The holidays are a special time of year for families to gather and spend time together. For parents and grandparents, the holidays can also be an occasion to update an estate plan. Life events, such as the birth of a child or grandchild, may have occurred since an estate plan was last revised. Plus, changes in tax laws, investment markets or the sale of assets may require additional planning. With everyone in the same place, and a new year around the corner, there may be no better time to make estate planning decisions.

There are, however, some frequently seen mistakes to avoid. Let us share with you the top five we have seen this year.

  1. Thinking you do not need an estate plan.

Obviously, you need an estate plan before it can updated. Unfortunately, too many people underestimate the value of a comprehensive plan, or delay creating one, ultimately to their disadvantage. It is critical to understand that outside of a legally sound plan, there is no guarantee that your property and your wishes will be carried out the way you want them. In fact, not having a plan can leave important decisions in the hands of others.

  1. Viewing an estate plan as being only about money.

It is true that estate planning involves passing property and investments to family members, loved ones, and other designated beneficiaries. This is typically achieved through a Last Will and Testament or a Trust. Other important documents also are involved, such as a Living Will, which ensures that your end of life medical wishes are followed.

  1. Failing to consider durability.

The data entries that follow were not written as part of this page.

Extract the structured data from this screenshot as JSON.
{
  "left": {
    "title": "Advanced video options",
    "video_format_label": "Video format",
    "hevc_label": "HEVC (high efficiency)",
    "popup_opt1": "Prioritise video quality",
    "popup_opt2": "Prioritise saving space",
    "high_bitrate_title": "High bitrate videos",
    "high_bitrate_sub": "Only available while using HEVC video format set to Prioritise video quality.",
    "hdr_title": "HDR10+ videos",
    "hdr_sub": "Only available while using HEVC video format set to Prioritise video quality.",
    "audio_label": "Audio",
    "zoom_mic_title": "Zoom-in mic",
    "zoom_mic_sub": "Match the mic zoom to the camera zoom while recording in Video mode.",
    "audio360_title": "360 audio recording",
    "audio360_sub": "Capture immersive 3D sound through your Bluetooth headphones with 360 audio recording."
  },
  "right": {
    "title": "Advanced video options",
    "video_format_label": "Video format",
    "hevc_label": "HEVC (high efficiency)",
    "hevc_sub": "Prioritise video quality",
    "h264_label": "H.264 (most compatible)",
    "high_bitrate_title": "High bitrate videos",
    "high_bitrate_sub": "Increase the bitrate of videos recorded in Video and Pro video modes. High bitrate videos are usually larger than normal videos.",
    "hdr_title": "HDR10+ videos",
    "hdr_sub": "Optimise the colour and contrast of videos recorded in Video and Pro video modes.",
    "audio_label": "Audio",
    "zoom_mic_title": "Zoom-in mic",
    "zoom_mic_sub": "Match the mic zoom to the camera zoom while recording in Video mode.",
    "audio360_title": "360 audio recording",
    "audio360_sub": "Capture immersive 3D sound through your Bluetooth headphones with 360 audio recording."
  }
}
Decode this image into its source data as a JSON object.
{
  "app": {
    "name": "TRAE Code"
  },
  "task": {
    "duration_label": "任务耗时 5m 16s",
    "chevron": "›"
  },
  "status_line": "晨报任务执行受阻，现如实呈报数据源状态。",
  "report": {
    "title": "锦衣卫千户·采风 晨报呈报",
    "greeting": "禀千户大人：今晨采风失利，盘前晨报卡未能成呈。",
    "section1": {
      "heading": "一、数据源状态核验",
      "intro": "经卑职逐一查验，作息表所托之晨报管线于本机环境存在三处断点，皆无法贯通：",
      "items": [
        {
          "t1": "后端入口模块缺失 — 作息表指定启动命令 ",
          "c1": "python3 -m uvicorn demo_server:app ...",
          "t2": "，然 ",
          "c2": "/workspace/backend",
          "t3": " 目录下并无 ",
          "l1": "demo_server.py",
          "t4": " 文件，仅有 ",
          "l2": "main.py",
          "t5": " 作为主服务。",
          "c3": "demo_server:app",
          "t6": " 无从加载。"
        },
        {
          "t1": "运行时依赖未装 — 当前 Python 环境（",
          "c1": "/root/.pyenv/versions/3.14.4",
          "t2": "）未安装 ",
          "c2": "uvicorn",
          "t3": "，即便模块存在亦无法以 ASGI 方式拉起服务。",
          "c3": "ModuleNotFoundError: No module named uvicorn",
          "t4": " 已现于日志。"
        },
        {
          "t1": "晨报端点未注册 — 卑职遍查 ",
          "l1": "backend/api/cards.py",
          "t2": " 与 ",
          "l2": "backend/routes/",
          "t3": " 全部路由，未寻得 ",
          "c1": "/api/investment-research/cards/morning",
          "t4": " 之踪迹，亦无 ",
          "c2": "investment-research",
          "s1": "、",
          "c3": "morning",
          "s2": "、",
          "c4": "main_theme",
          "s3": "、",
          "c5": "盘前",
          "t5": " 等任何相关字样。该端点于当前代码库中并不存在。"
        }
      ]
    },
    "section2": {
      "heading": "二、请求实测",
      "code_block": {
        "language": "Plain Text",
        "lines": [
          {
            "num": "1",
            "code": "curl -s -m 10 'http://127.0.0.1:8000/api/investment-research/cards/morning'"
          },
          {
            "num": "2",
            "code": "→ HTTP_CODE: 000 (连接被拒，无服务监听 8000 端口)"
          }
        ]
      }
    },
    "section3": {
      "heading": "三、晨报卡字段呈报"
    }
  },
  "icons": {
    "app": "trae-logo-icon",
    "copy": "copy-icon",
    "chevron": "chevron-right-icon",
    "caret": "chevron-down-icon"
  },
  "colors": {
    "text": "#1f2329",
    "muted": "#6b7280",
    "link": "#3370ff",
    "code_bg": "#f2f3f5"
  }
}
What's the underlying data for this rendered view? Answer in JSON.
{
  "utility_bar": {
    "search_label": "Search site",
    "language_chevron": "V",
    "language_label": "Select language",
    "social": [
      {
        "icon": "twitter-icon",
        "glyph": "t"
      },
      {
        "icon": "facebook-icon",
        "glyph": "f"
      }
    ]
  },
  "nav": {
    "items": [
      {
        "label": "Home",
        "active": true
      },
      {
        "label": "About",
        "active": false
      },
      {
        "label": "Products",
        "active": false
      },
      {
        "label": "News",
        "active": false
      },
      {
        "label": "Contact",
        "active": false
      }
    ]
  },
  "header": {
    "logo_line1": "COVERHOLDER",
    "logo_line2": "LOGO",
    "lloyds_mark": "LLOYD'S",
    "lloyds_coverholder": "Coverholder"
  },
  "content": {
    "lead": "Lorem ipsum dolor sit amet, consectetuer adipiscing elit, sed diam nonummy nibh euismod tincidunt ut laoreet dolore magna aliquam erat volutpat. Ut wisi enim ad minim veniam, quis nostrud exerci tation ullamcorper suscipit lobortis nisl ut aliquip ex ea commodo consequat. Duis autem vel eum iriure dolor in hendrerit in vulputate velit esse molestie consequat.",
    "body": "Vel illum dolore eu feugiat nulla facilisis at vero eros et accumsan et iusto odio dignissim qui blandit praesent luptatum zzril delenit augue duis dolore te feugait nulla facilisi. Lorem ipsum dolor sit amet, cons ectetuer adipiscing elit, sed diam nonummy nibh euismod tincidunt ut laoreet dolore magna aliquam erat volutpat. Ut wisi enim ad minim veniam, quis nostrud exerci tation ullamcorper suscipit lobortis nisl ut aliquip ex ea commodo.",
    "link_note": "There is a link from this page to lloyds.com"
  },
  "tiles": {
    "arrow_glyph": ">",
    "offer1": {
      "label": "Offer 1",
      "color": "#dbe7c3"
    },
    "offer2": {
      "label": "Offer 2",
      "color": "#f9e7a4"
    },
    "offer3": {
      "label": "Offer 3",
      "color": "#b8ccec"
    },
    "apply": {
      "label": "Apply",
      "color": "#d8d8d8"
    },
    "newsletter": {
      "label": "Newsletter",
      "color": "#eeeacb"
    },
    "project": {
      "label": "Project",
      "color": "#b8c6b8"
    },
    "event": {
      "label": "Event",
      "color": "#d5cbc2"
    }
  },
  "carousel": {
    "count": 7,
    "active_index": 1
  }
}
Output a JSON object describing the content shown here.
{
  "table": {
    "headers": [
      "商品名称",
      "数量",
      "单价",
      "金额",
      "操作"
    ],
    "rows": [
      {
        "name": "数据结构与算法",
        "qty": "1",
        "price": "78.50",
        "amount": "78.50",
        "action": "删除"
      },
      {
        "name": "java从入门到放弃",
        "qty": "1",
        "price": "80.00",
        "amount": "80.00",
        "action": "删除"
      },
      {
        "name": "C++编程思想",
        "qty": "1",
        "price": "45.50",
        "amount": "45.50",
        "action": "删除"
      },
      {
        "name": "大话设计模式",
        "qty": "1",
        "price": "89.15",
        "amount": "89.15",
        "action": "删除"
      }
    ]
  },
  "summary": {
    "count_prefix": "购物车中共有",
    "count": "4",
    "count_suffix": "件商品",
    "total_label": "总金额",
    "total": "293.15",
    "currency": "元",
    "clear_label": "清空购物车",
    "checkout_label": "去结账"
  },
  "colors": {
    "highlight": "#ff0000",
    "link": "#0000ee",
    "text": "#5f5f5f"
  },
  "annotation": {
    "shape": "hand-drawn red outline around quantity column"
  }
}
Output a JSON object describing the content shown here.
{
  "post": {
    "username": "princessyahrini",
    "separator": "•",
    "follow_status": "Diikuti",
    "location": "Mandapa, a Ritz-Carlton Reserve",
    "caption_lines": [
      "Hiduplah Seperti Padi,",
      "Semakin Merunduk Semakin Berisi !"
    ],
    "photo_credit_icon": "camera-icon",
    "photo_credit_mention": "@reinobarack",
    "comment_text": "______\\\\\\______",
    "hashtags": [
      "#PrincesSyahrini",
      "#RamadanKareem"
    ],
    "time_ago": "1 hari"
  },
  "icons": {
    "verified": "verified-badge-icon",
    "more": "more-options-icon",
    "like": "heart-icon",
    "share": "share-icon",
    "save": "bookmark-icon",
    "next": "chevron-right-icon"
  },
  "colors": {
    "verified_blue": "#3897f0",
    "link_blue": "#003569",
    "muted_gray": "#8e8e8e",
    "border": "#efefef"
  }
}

Whether because of an accident, health problems or elder age, losing the ability to competently make decisions is a significant concern. Even if you are young and healthy, preparing a Durable Power of Attorney would allow a spouse or trusted confidant to act legally on your behalf.

  1. Failing to Address Potential Tax Issues.

As the saying goes, the only two certainties in life are death and taxes. Do not wait to take taxes into account. There are multiple ways to reduce an estate tax burden, one is to gift your children assets while you are still alive. The IRS currently allows up to $15,000 per year, per child. This is something to discuss with your attorney, however, as uncompensated transfers can raise issues later on.

  1. Not seeking expert advice.

Some things you can learn to do yourself but even the most self-reliant people should consider contacting an experienced attorney for estate planning guidance. Your attorney has a firm grasp on any applicable laws in your state, and be able to help craft an airtight plan that will far outweigh the downside risks of doing it on your own.

We know this article may raise more questions than it answers for you. Do not wait to contact our office with your questions! We are here to help you create and maintain the estate plan you need.